Cover image for If I were your mother
If I were your mother
Bridges, Margaret Park.
Personal Author:
Publication Information:
New York : Morrow Junior Books, [1999]

Physical Description:
1 volume (unpaged) : color illustrations ; 24 cm
A girl tells her mother all the special things she would do for her if their positions were reversed and she was the mother.


Format :


Call Number
Material Type
Home Location
Item Holds
PIC.BK. Juvenile Fiction Picture Books
PIC.BK. Juvenile Fiction Picture Books
PIC.BK. Juvenile Fiction Seasonal
PIC.BK. Juvenile Fiction Picture Books

On Order



A girl tells her mother all the special things she would do for her if their positions were reversed and she was the mother.

Reviews 3

Booklist Review

Ages 3^-5. These cheerful picture books, written in the form of parent-child conversations, suggest how children would run things if they were the parents. In Father, a little boy imagines, "If I were your father, I'd let you shave me with whipped cream in the morning," an idea that leads to many more fantasies from the father as well as the son. The imaginary scenes appear on pages with colored backgrounds facing white pages showing the genial pair talking as they engage in everyday activities, such as getting dressed and fixing breakfast. Mother begins with a little girl asking, "Mommy, do you ever wish you were a little girl again?" The daughter imagines herself as the grown-up pampering her mother, now a little girl: offering her a red, silky party dress to wear to school, building a giant treehouse for her, and letting her leap from the sofa to the armchair. In both books, the playful banter highlights the love and trust of the parent-child relationship as well as the imaginative play the characters enjoy. Sometimes recalling the portrayal of children in early Sendak picture books, Denton's line-and-watercolor-wash illustrations will charm preschoolers and parents alike with their warm colors and their fresh depictions of familiar activities and childlike fantasies. A pleasing pair. --Carolyn Phelan

Publisher's Weekly Review

In these affectionate companion books, a girl imagines switching places with her mother, and a boy with his father. The children describe whimsical activities like building a tree house with an elevator and hiding so much buried treasure in their pockets that their pants fall down. But most of the children's ideas hint slyly at what their parents don't let them do: "If I were your mother, I'd let you jump from the sofa to the armchair"; "If I were your father, I wouldn't yell if you stood in front of the TV while I was watching a game." The parent and child banter playfully, building on the scenarios in alternating red and blue text to indicate which line of dialogue belongs to which speaker. Bridges reuses the parent-child call-and-response format of her Will You Take Care of Me?, but with greater originality and range. The lightness and warmth of Denton's (A Child's Treasure of Nursery Rhymes) watercolors complement the softness of the text. Her impish, wide-faced characters may remind readers of more staid versions of Maurice Sendak's (a few of the girl's poses and costumes look borrowed). While the mother and daughter are snugglier than their male counterparts (Dad refers to his boy as "buddy" throughout), the girl is the livelier of the two kids; her dancing, swinging and jumping convey terrific energy. Both books revel in the coziness of a loving relationship. Ages 3-up. (May) (c) Copyright PWxyz, LLC. All rights reserved

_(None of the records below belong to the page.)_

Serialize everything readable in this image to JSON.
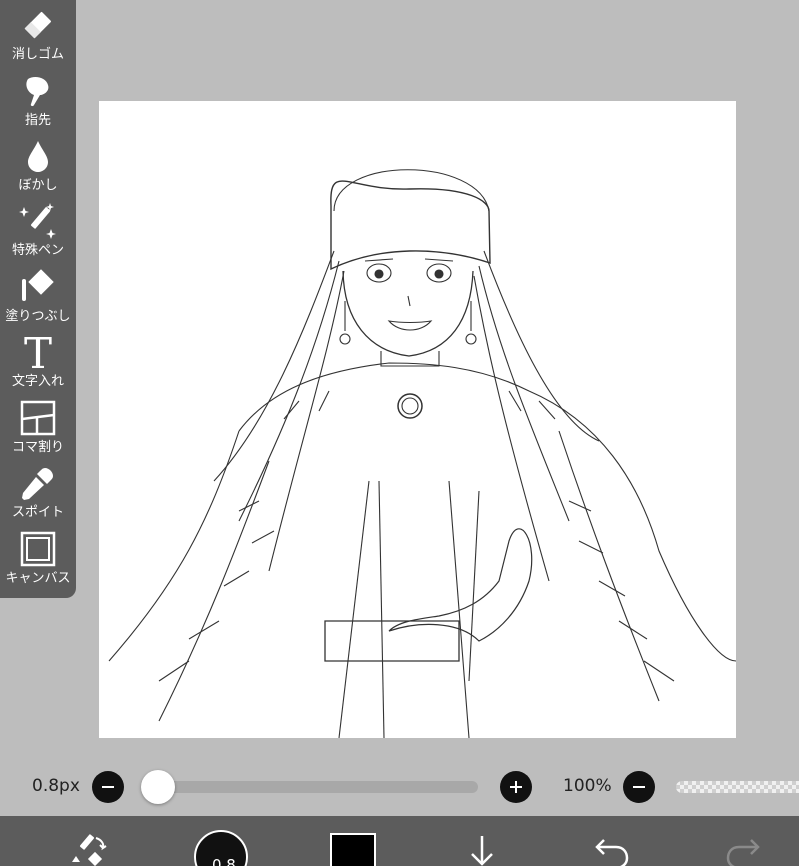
{
  "tools": [
    {
      "label": "消しゴム",
      "icon": "eraser-icon"
    },
    {
      "label": "指先",
      "icon": "finger-smudge-icon"
    },
    {
      "label": "ぼかし",
      "icon": "blur-drop-icon"
    },
    {
      "label": "特殊ペン",
      "icon": "special-pen-icon"
    },
    {
      "label": "塗りつぶし",
      "icon": "fill-bucket-icon"
    },
    {
      "label": "文字入れ",
      "icon": "text-icon"
    },
    {
      "label": "コマ割り",
      "icon": "frame-divider-icon"
    },
    {
      "label": "スポイト",
      "icon": "eyedropper-icon"
    },
    {
      "label": "キャンバス",
      "icon": "canvas-icon"
    }
  ],
  "brush": {
    "size_label": "0.8px",
    "size_slider_fraction": 0.0,
    "preview_text": "0.8"
  },
  "zoom": {
    "label": "100%"
  },
  "colors": {
    "sidebar_bg": "#5c5c5c",
    "workspace_bg": "#bdbdbd",
    "current_color": "#000000",
    "canvas_bg": "#ffffff"
  },
  "bottom_toolbar": {
    "icons": [
      "transform-icon",
      "brush-preview",
      "color-swatch",
      "layer-down-arrow-icon",
      "undo-icon",
      "redo-icon"
    ]
  }
}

School Library Journal Review

PreS-K-Playing on every child's fantasy of being a mommy or daddy, these two books show a parent and child engaged in daily activities while the youngster imagines the glorious things he or she would do with the power of parenthood. The boy in Father pictures taking his son fishing on a school day and hunting for buried treasure as ideal parenting activities, while the girl in Mother describes the giant tree house and bathtub full of goldfish she would provide for her daughter. The adults are willing accomplices, each playing along with their child's game and even expanding on it. Both books end with the youngster sitting in the parent's lap, content to return to traditional roles. Although the sentences are short and the vocabulary simple, the author laces the text with the kind of poetry that appeals to young minds, describing the stars as "sprinkles on a chocolate ice cream sky." The watercolor illustrations work well with the stories, using bright colors for the imaginary scenes and a softer palette for the ordinary world. Both books would make good read-alouds for storytime, particularly on Mother's Day and Father's Day, and could also be used in classrooms to inspire discussion about what it would be like to be parent for a day.-Dawn Amsberry, formerly at Oakland Public Library, CA (c) Copyright 2010. Library Journals LLC, a wholly owned subsidiary of Media Source, Inc. No redistribution permitted.